* Records from a data collection:

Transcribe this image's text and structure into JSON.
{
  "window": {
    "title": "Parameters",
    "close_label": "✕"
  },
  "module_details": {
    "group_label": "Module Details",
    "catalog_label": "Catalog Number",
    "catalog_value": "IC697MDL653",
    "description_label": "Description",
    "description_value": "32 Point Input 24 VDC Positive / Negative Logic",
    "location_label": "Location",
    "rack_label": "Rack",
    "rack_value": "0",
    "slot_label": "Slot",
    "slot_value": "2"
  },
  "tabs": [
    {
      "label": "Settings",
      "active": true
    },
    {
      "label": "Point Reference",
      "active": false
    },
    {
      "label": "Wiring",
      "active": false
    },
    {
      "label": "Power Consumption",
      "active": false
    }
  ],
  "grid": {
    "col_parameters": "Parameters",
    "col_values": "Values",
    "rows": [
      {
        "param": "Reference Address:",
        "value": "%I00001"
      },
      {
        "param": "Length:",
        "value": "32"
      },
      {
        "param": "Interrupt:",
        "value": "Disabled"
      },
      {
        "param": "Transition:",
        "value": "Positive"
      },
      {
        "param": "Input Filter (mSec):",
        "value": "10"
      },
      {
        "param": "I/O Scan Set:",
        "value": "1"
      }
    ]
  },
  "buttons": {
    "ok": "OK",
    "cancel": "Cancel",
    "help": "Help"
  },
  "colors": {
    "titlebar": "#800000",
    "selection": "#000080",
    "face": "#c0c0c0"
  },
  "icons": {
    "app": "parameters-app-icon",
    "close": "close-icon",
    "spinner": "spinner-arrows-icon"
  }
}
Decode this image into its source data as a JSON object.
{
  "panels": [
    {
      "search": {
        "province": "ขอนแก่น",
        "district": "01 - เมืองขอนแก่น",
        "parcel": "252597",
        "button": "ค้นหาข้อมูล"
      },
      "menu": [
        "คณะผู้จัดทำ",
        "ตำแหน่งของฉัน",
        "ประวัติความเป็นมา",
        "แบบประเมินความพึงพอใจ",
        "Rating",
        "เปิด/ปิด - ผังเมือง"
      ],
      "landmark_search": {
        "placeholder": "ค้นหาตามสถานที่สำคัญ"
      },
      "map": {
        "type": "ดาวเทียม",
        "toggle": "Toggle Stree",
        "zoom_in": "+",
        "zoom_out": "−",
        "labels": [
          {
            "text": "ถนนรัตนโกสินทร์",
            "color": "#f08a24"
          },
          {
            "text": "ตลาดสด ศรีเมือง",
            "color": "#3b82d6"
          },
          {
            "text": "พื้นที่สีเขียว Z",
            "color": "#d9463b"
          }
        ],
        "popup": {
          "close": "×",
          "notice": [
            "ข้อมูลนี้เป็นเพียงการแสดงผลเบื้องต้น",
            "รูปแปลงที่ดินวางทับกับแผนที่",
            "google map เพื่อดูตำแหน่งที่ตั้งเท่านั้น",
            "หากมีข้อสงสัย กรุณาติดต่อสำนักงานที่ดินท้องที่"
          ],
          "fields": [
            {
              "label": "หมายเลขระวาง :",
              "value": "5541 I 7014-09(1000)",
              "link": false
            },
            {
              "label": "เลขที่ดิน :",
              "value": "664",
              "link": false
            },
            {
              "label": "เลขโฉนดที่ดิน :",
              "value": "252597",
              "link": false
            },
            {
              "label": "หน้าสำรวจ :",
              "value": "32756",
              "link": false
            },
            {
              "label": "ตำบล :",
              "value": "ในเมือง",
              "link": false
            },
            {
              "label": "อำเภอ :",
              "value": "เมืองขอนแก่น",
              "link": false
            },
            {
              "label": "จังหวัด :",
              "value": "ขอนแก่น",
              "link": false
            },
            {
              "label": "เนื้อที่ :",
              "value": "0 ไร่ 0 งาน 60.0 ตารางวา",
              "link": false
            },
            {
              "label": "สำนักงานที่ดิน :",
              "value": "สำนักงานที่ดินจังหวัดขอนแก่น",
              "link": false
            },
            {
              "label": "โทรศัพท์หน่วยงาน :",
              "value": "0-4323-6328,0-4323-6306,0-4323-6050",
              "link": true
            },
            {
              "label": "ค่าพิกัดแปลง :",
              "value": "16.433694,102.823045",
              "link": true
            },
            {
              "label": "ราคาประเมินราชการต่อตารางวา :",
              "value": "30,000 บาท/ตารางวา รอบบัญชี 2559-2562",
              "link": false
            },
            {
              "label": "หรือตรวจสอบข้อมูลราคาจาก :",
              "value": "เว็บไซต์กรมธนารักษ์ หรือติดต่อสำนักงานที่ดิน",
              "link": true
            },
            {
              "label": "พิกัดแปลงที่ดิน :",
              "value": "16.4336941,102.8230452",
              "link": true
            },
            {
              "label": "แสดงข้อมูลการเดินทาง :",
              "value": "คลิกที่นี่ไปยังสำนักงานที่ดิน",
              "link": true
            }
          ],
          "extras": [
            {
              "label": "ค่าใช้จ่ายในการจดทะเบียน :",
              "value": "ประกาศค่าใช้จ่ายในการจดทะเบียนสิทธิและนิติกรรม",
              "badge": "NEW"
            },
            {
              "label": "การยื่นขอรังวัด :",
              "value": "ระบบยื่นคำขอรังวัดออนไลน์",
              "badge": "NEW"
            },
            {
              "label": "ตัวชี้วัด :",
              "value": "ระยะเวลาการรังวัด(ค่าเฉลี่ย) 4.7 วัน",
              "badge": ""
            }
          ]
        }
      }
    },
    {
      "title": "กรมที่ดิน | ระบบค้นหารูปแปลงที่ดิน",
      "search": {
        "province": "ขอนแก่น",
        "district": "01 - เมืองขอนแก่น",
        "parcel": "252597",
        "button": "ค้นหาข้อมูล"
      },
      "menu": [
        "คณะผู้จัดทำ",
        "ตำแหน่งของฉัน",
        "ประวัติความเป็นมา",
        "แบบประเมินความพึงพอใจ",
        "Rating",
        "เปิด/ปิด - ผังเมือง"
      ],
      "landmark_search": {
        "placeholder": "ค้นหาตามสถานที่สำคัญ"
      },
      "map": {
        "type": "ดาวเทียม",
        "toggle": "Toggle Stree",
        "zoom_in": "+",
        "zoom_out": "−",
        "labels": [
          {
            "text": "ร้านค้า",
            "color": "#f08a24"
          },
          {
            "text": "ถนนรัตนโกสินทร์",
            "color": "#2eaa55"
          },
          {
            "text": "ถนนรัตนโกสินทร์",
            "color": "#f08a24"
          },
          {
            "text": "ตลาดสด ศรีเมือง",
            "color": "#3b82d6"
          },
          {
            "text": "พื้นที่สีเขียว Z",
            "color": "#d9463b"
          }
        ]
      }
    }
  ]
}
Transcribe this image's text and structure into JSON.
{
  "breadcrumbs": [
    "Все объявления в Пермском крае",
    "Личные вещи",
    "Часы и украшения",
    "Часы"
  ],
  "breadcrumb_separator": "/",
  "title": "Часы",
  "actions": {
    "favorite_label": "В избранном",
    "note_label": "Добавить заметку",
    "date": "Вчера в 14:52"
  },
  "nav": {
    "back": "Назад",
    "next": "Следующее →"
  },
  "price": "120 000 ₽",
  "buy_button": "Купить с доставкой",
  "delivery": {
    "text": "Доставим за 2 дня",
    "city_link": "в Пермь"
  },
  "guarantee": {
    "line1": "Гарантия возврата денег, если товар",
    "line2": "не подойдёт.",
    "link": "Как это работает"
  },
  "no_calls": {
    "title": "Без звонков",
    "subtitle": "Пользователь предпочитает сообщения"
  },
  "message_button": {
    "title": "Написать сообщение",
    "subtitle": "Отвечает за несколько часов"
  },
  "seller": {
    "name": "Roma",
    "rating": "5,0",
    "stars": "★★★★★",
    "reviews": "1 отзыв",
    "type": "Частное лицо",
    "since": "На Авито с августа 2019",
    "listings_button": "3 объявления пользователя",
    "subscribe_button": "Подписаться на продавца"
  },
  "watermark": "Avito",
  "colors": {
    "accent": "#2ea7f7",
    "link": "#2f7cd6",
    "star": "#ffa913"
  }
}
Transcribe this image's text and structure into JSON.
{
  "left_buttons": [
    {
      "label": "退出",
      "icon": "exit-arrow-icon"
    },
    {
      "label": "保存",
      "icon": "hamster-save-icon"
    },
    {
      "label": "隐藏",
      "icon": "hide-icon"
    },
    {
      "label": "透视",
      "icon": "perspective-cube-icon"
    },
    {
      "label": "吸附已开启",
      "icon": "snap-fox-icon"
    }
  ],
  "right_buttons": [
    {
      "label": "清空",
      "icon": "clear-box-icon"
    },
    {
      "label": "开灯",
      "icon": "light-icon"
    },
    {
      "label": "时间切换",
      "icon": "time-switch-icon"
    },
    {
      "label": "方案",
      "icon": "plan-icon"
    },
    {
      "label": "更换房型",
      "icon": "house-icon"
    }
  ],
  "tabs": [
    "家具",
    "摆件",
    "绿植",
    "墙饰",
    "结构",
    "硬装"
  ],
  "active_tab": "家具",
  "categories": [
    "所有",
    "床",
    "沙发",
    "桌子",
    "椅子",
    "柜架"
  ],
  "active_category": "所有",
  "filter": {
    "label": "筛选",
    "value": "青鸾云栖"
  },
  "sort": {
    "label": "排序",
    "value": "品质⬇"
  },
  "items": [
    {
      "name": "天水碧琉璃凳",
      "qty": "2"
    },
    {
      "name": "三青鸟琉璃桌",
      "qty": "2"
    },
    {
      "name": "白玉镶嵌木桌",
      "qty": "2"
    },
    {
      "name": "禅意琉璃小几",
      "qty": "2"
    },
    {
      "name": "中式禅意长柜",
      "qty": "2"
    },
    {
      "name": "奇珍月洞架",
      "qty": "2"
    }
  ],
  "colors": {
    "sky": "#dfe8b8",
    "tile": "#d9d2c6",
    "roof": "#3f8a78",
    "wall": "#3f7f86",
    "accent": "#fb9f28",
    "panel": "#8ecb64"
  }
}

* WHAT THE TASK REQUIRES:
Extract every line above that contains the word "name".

* SOLUTION TO THIS PROBLEM:
    "name": "Roma",
      "name": "天水碧琉璃凳",
      "name": "三青鸟琉璃桌",
      "name": "白玉镶嵌木桌",
      "name": "禅意琉璃小几",
      "name": "中式禅意长柜",
      "name": "奇珍月洞架",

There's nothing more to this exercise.